Copy out the full data exactly as given; pictures should not be included.

>>>>>

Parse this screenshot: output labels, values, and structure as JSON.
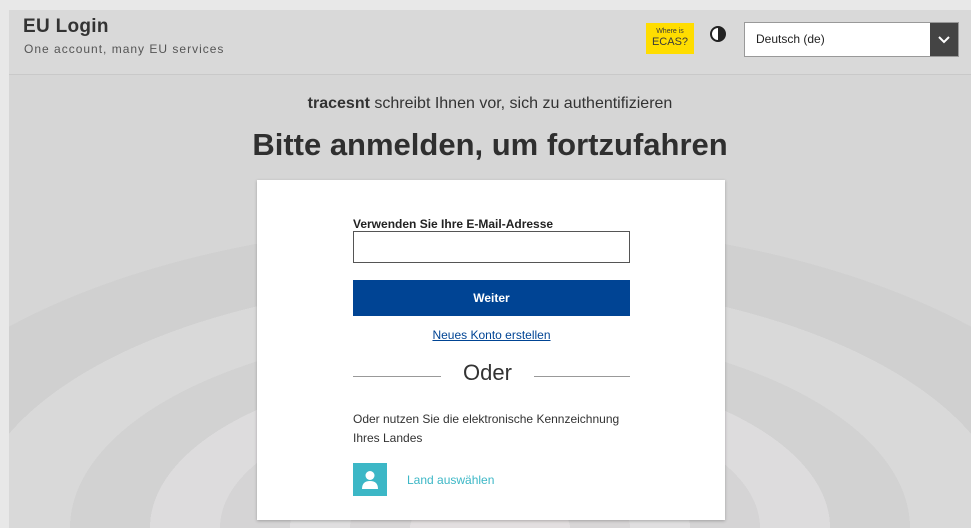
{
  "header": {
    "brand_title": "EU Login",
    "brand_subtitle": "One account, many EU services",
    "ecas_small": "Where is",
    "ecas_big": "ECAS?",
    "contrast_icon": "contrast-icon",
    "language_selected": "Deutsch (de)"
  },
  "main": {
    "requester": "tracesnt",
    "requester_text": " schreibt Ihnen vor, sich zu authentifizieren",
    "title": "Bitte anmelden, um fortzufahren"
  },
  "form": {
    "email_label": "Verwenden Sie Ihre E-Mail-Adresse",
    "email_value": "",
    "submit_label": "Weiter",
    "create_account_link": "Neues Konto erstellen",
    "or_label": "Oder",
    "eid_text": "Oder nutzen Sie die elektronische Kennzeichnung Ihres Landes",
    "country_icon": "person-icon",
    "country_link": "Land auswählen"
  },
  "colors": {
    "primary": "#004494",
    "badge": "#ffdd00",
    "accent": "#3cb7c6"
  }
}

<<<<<

_Response area:_
Parse this screenshot: output labels, values, and structure as JSON.
{
  "header": {
    "brand_title": "EU Login",
    "brand_subtitle": "One account, many EU services",
    "ecas_small": "Where is",
    "ecas_big": "ECAS?",
    "contrast_icon": "contrast-icon",
    "language_selected": "Deutsch (de)"
  },
  "main": {
    "requester": "tracesnt",
    "requester_text": " schreibt Ihnen vor, sich zu authentifizieren",
    "title": "Bitte anmelden, um fortzufahren"
  },
  "form": {
    "email_label": "Verwenden Sie Ihre E-Mail-Adresse",
    "email_value": "",
    "submit_label": "Weiter",
    "create_account_link": "Neues Konto erstellen",
    "or_label": "Oder",
    "eid_text": "Oder nutzen Sie die elektronische Kennzeichnung Ihres Landes",
    "country_icon": "person-icon",
    "country_link": "Land auswählen"
  },
  "colors": {
    "primary": "#004494",
    "badge": "#ffdd00",
    "accent": "#3cb7c6"
  }
}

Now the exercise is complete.